PROVIDED ENTRIES
########

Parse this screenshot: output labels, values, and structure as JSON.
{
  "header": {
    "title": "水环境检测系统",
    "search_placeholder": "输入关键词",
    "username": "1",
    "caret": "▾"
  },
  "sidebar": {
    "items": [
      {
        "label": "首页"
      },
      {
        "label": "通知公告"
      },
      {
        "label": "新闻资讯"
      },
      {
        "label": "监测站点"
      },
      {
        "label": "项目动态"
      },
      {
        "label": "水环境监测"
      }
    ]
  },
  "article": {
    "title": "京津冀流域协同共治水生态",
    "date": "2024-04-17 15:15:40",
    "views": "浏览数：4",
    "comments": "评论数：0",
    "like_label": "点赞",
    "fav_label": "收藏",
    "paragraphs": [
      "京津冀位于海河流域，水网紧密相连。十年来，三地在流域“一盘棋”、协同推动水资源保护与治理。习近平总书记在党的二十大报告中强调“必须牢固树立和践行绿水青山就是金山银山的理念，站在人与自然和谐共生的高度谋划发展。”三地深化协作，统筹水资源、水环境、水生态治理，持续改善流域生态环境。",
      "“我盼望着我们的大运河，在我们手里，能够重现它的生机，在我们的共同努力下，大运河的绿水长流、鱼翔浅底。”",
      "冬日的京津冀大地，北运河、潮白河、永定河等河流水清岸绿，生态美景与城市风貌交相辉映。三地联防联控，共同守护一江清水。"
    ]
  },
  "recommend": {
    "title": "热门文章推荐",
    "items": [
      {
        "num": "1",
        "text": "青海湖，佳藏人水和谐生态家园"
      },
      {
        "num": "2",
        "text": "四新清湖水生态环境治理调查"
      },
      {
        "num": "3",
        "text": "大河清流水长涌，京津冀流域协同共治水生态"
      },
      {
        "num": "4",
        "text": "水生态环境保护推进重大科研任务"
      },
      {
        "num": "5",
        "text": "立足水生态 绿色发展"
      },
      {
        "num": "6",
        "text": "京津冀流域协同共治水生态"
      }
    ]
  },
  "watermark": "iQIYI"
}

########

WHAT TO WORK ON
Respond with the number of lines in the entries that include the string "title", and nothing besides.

ANSWER BOX
3